Applied Mathematics and Computation Seminar

Date/Time:

Friday, April 19, 2013 - 05:00

Location:

GLK 104

Event Link:

Guest Speaker:

Justin Finn

Institution:

OSU Mechanical Engineering

Abstract:

Despite immediate relevance to both natural and engineered systems such as

groundwater networks and chemical reactors, flows through packed beds of spheres

are not generally well understood. This is particularly true at moderate to high

Reynolds numbers where fluid inertia results in complex, three dimensional flow

features including jets and vortices. Such porescale features can have implications

for macroscale properties of engineering interest including pressure drop, dispersion,

and reaction rates.

In this work, direct numerical simulation (DNS) was used to investigate the porescale

structure of flow through synthetic sphere packings at moderate Reynolds numbers,

between 10 an 600. To first choose and validate appropriate computational models

for this problem, the relative performance of two numerical approaches involving body

conforming and non-conforming grids was examined in detail. Next, data from

simulations in the steady and unsteady inertial flow regimes was used to analyze the

characteristics of porescale vortical structures. Even at similar Reynolds numbers,

the structure and behavior of vortices observed in arranged and random packings

are remarkably different. Finally, a numerical tool was developed to study packed

bed flows using the recently developed theory of Lagrangian Coherent Structures

(LCS). LCS are invariant barriers to transport and define dynamically distinct regions

of time dependent flows. The computations were embedded directly in the DNS

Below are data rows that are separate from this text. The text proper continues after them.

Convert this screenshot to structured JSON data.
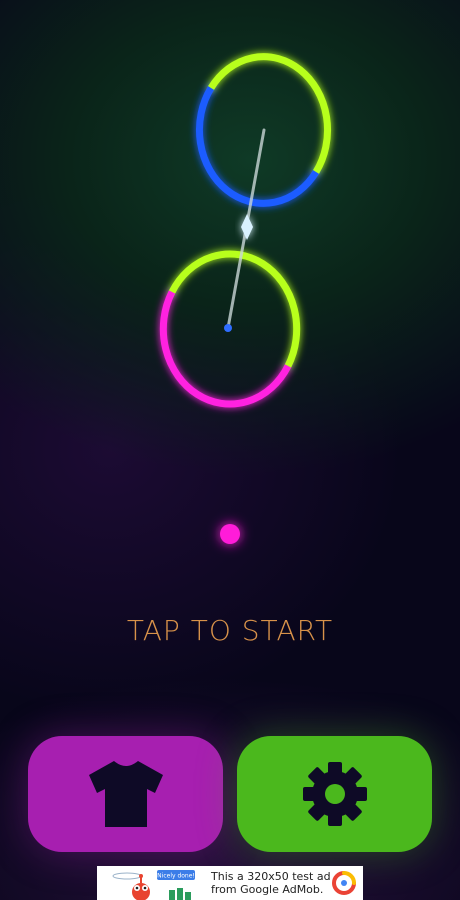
{
  "game": {
    "prompt_text": "TAP TO START",
    "player_color": "#ff1ad9",
    "colors": {
      "green": "#b8ff1f",
      "blue": "#1a5cff",
      "magenta": "#ff22e0",
      "needle": "#c9d6d6",
      "diamond": "#d9f2ff",
      "dot": "#2f6dff"
    }
  },
  "buttons": {
    "skins_icon": "t-shirt-icon",
    "settings_icon": "gear-icon",
    "skins_color": "#a71fb0",
    "settings_color": "#4bb81d"
  },
  "ad": {
    "line1": "This a 320x50 test ad",
    "line2": "from Google AdMob.",
    "badge": "Nicely done!"
  }
}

solver, allowing LCS theory to be applied to complex three dimensional problems,

including packed beds, for the first time.